Five Bedford businesses are challenging a zoning law that bans the sale of electronic cigarettes.
The businesses, operating mostly as gas stations and minimarts, sued the town Dec. 6 in Westchester Supreme Court, demanding that the zoning law be declared invalid and that the town stop enforcing it.
The law is not valid, the complaint states, “because it is directed at the perceived social evil of electronic nicotine delivery devices rather than the regulation of land use.”
“We strongly believe that our law is permissible,” Chris Burdick, the town supervisor, responded in an email, “and we will defend it vigorously.”
Bedford enacted the law in May. No business may own, manage or operate a vape shop or sell electronic nicotine devices outside of the roadside business zoning district.
Banned devices include hookahs, vaping paraphernalia and substances used in the devices, such as vapors, c-liquids and marijuana derivatives.
Enforcement began Nov. 7, six months after the law was enacted.
The businesses that sued are:
- Bedford Village Service Station of Westchester, Inc., 848 S. Bedford Road.
- Katonah Gas & Auto Service Inc., 80 Bedford Road.
- Katonah Service Station Inc., 105 Bedford Road.
- Maruti 7 Corp., 7 Babbitt Road.
- Preferred Gas Mart Inc., 9 Haines Road.
Frank Disiena is CEO of Bedford Village Service Station and the two Katonah businesses, according to New York Department of State records. Rohit B. Patel manages Maruti 7 and Alexis T. Fernandez is Preferred Gas Mart’s president, according to court filings.
Patel and Fernandez state in affidavits that they will suffer irreparable harm – fines up to $2,500 a day for each violation and up to six months imprisonment – if the law is not invalidated.
Their attorney, Lee A. Pollock of White Plains, argues that zoning laws are meant for regulating land use, such as the sizes of structures and the types of buildings that may be placed in residential, industrial and commercial locations. Zoning is not meant for regulating what is done in businesses by those who occupy the buildings.
He cited a case in which the town of Hempstead banned check-cashing businesses. The rationale, according to a 2013 state Court of Appeals ruling, was to “eliminate predatory and exploitative finance enterprises from commercial areas.”
“Zoning power is not a general police power,” the court ruled in striking the Hempstead law, “but a power to regulate land use.”
The court also cited a 1975 ruling that held, “a zoning board is charged with the regulation of land use and not with the person who owns or occupies it.”

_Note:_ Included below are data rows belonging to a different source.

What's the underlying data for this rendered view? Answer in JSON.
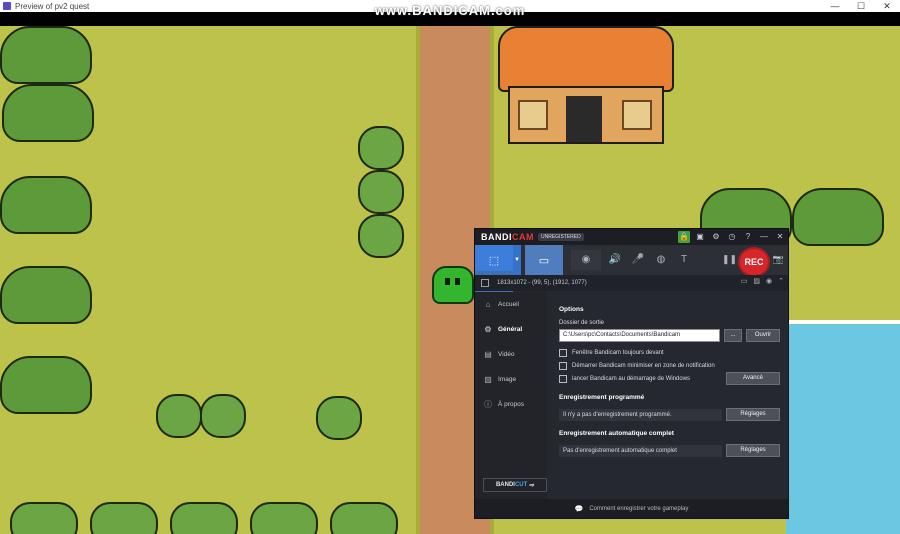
{
  "window": {
    "title": "Preview of pv2 quest",
    "minimize": "—",
    "maximize": "☐",
    "close": "✕"
  },
  "watermark": "www.BANDICAM.com",
  "bandicam": {
    "logo_a": "BANDI",
    "logo_b": "CAM",
    "badge": "UNREGISTERED",
    "header_icons": {
      "lock": "🔒",
      "folder": "▣",
      "settings": "⚙",
      "clock": "◷",
      "help": "?",
      "minimize": "—",
      "close": "✕"
    },
    "toolbar": {
      "rec_label": "REC",
      "modes": [
        {
          "name": "screen-mode",
          "icon": "⬚"
        },
        {
          "name": "hdmi-mode",
          "icon": "▭"
        },
        {
          "name": "game-mode",
          "icon": "🎮"
        }
      ],
      "dropdown": "▼",
      "icons": {
        "webcam": "◉",
        "speaker": "🔊",
        "mic": "🎤",
        "mic2": "◍",
        "text": "T",
        "pause": "❚❚",
        "screenshot": "📷"
      }
    },
    "info": {
      "resolution": "1813x1072 - (99, 5), (1912, 1077)"
    },
    "sidebar": [
      {
        "label": "Accueil",
        "icon": "⌂"
      },
      {
        "label": "Général",
        "icon": "⚙"
      },
      {
        "label": "Vidéo",
        "icon": "▤"
      },
      {
        "label": "Image",
        "icon": "▨"
      },
      {
        "label": "À propos",
        "icon": "ⓘ"
      }
    ],
    "bandicut": {
      "a": "BANDI",
      "b": "CUT",
      "arrow": "⇨"
    },
    "options": {
      "title": "Options",
      "output_label": "Dossier de sortie",
      "output_value": "C:\\Users\\pc\\Contacts\\Documents\\Bandicam",
      "browse": "...",
      "open": "Ouvrir",
      "checks": [
        "Fenêtre Bandicam toujours devant",
        "Démarrer Bandicam minimiser en zone de notification",
        "lancer Bandicam au démarrage de Windows"
      ],
      "advanced": "Avancé"
    },
    "scheduled": {
      "title": "Enregistrement programmé",
      "status": "Il n'y a pas d'enregistrement programmé.",
      "settings": "Réglages"
    },
    "auto": {
      "title": "Enregistrement automatique complet",
      "status": "Pas d'enregistrement automatique complet",
      "settings": "Réglages"
    },
    "footer": {
      "icon": "💬",
      "text": "Comment enregistrer votre gameplay"
    }
  }
}
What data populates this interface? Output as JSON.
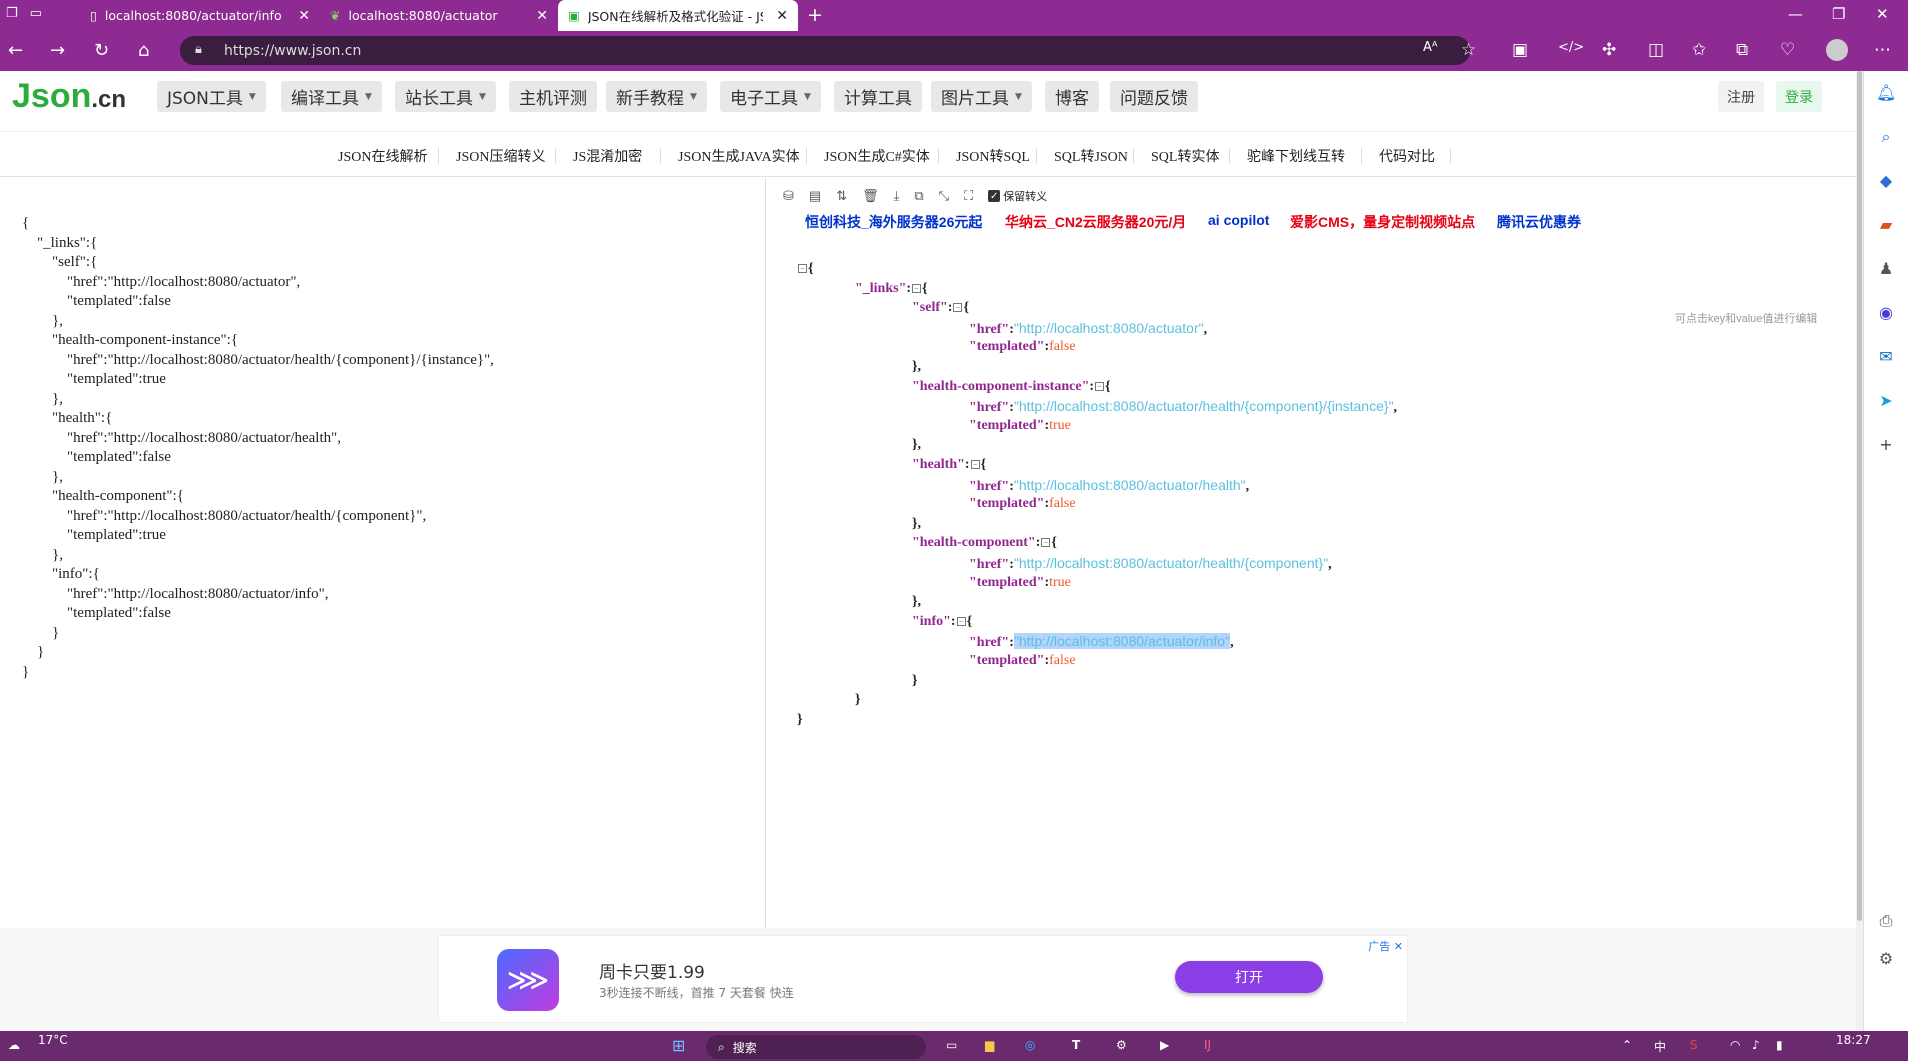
{
  "browser": {
    "tabs": [
      {
        "title": "localhost:8080/actuator/info"
      },
      {
        "title": "localhost:8080/actuator"
      },
      {
        "title": "JSON在线解析及格式化验证 - JS"
      }
    ],
    "new_tab": "+",
    "url": "https://www.json.cn"
  },
  "site": {
    "logo_main": "Json",
    "logo_suffix": ".cn",
    "menus": [
      {
        "label": "JSON工具",
        "dropdown": true
      },
      {
        "label": "编译工具",
        "dropdown": true
      },
      {
        "label": "站长工具",
        "dropdown": true
      },
      {
        "label": "主机评测",
        "dropdown": false
      },
      {
        "label": "新手教程",
        "dropdown": true
      },
      {
        "label": "电子工具",
        "dropdown": true
      },
      {
        "label": "计算工具",
        "dropdown": false
      },
      {
        "label": "图片工具",
        "dropdown": true
      },
      {
        "label": "博客",
        "dropdown": false
      },
      {
        "label": "问题反馈",
        "dropdown": false
      }
    ],
    "register": "注册",
    "login": "登录",
    "subnav": [
      "JSON在线解析",
      "JSON压缩转义",
      "JS混淆加密",
      "JSON生成JAVA实体",
      "JSON生成C#实体",
      "JSON转SQL",
      "SQL转JSON",
      "SQL转实体",
      "驼峰下划线互转",
      "代码对比"
    ]
  },
  "editor": {
    "lines": [
      "{",
      "    \"_links\":{",
      "        \"self\":{",
      "            \"href\":\"http://localhost:8080/actuator\",",
      "            \"templated\":false",
      "        },",
      "        \"health-component-instance\":{",
      "            \"href\":\"http://localhost:8080/actuator/health/{component}/{instance}\",",
      "            \"templated\":true",
      "        },",
      "        \"health\":{",
      "            \"href\":\"http://localhost:8080/actuator/health\",",
      "            \"templated\":false",
      "        },",
      "        \"health-component\":{",
      "            \"href\":\"http://localhost:8080/actuator/health/{component}\",",
      "            \"templated\":true",
      "        },",
      "        \"info\":{",
      "            \"href\":\"http://localhost:8080/actuator/info\",",
      "            \"templated\":false",
      "        }",
      "    }",
      "}"
    ]
  },
  "viewer": {
    "keep_escape_label": "保留转义",
    "ads": [
      {
        "text": "恒创科技_海外服务器26元起",
        "color": "#0033cc"
      },
      {
        "text": "华纳云_CN2云服务器20元/月",
        "color": "#e60012"
      },
      {
        "text": "ai copilot",
        "color": "#0033cc"
      },
      {
        "text": "爱影CMS，量身定制视频站点",
        "color": "#e60012"
      },
      {
        "text": "腾讯云优惠券",
        "color": "#0033cc"
      }
    ],
    "hint": "可点击key和value值进行编辑",
    "root_key": "_links",
    "entries": [
      {
        "key": "self",
        "href": "http://localhost:8080/actuator",
        "templated": "false"
      },
      {
        "key": "health-component-instance",
        "href": "http://localhost:8080/actuator/health/{component}/{instance}",
        "templated": "true"
      },
      {
        "key": "health",
        "href": "http://localhost:8080/actuator/health",
        "templated": "false"
      },
      {
        "key": "health-component",
        "href": "http://localhost:8080/actuator/health/{component}",
        "templated": "true"
      },
      {
        "key": "info",
        "href": "http://localhost:8080/actuator/info",
        "templated": "false"
      }
    ],
    "href_key": "href",
    "templated_key": "templated"
  },
  "ad_banner": {
    "title": "周卡只要1.99",
    "subtitle": "3秒连接不断线，首推 7 天套餐 快连",
    "button": "打开",
    "mark": "广告"
  },
  "taskbar": {
    "weather": "17°C",
    "search": "搜索",
    "ime": "中",
    "time": "18:27"
  }
}
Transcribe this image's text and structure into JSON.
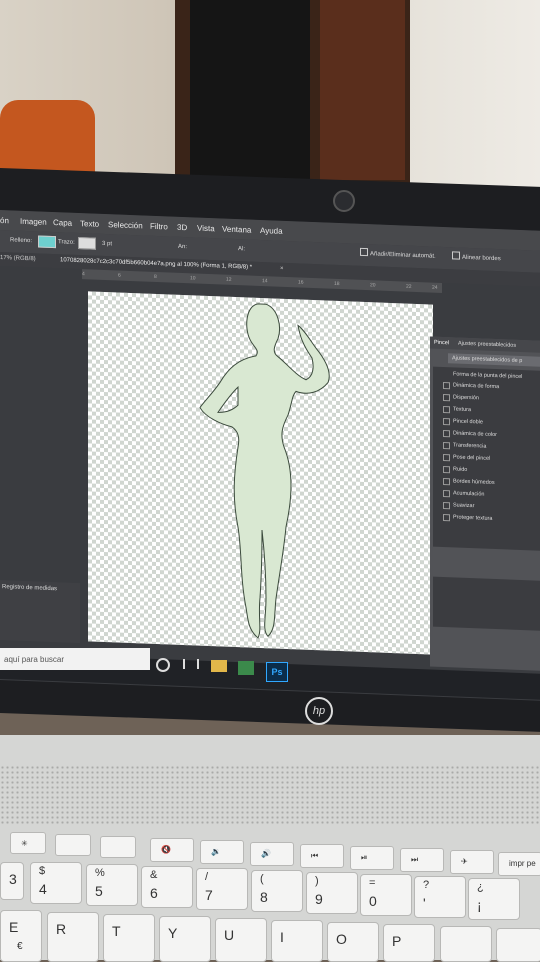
{
  "menu": [
    "ón",
    "Imagen",
    "Capa",
    "Texto",
    "Selección",
    "Filtro",
    "3D",
    "Vista",
    "Ventana",
    "Ayuda"
  ],
  "options": {
    "relleno": "Relleno:",
    "trazo": "Trazo:",
    "stroke_size": "3 pt",
    "an": "An:",
    "al": "Al:",
    "auto_add": "Añadir/Eliminar automát.",
    "align_edges": "Alinear bordes"
  },
  "document_tab": "1070828028c7c2c3c70df5b660b04e7a.png al 100% (Forma 1, RGB/8) *",
  "zoom_info": "17% (RGB/8)",
  "ruler_ticks": [
    "4",
    "6",
    "8",
    "10",
    "12",
    "14",
    "16",
    "18",
    "20",
    "22",
    "24"
  ],
  "panel": {
    "tab_active": "Pincel",
    "tab_other": "Ajustes preestablecidos",
    "preset_button": "Ajustes preestablecidos de p",
    "items": [
      "Forma de la punta del pincel",
      "Dinámica de forma",
      "Dispersión",
      "Textura",
      "Pincel doble",
      "Dinámica de color",
      "Transferencia",
      "Pose del pincel",
      "Ruido",
      "Bordes húmedos",
      "Acumulación",
      "Suavizar",
      "Proteger textura"
    ]
  },
  "history_panel": {
    "title": "Registro de medidas"
  },
  "taskbar": {
    "search_placeholder": "aquí para buscar",
    "ps_label": "Ps"
  },
  "laptop": {
    "logo": "hp"
  },
  "keyboard": {
    "num_row": [
      {
        "main": "3",
        "top": "·"
      },
      {
        "main": "4",
        "top": "$"
      },
      {
        "main": "5",
        "top": "%"
      },
      {
        "main": "6",
        "top": "&"
      },
      {
        "main": "7",
        "top": "/"
      },
      {
        "main": "8",
        "top": "("
      },
      {
        "main": "9",
        "top": ")"
      },
      {
        "main": "0",
        "top": "="
      },
      {
        "main": "'",
        "top": "?"
      },
      {
        "main": "¡",
        "top": "¿"
      }
    ],
    "letter_row": [
      "E",
      "R",
      "T",
      "Y",
      "U",
      "I",
      "O",
      "P"
    ],
    "impr_pe": "impr pe",
    "euro": "€"
  },
  "colors": {
    "figure_fill": "#d9e8d2",
    "ps_icon": "#0b2d4a",
    "ps_text": "#31a8ff"
  }
}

Bedford’s attorney, Joel H. Sachs of Keane & Beane PC in White Plains, countered that case law allows local governments to regulate the use of buildings “to protect the public health, safety, morals and general welfare of the community.”
“Zoning is the primary way in which governments shape a community’s land use,” Sachs said, and has been used to restrict the locations of liquor stores, gun shops, cabarets and adult entertainment establishments.
He traced the concept to a 1926 U.S. Supreme Court decision. “A nuisance may be merely a right thing in the wrong place,” the court ruled, “like a pig in the parlor instead of the barnyard.”
Sachs said courts have routinely upheld municipal regulations that prohibit the sale of products for tobacco use, “the single, largest preventable cause of disease and death in the United States.”
In this case, Bedford designed a law to make tobacco products less accessible to young people by controlling the locations where they can be purchased.
“The court must weigh the negative health impacts of this product,” Sachs said, “against the profit motive of plaintiffs.”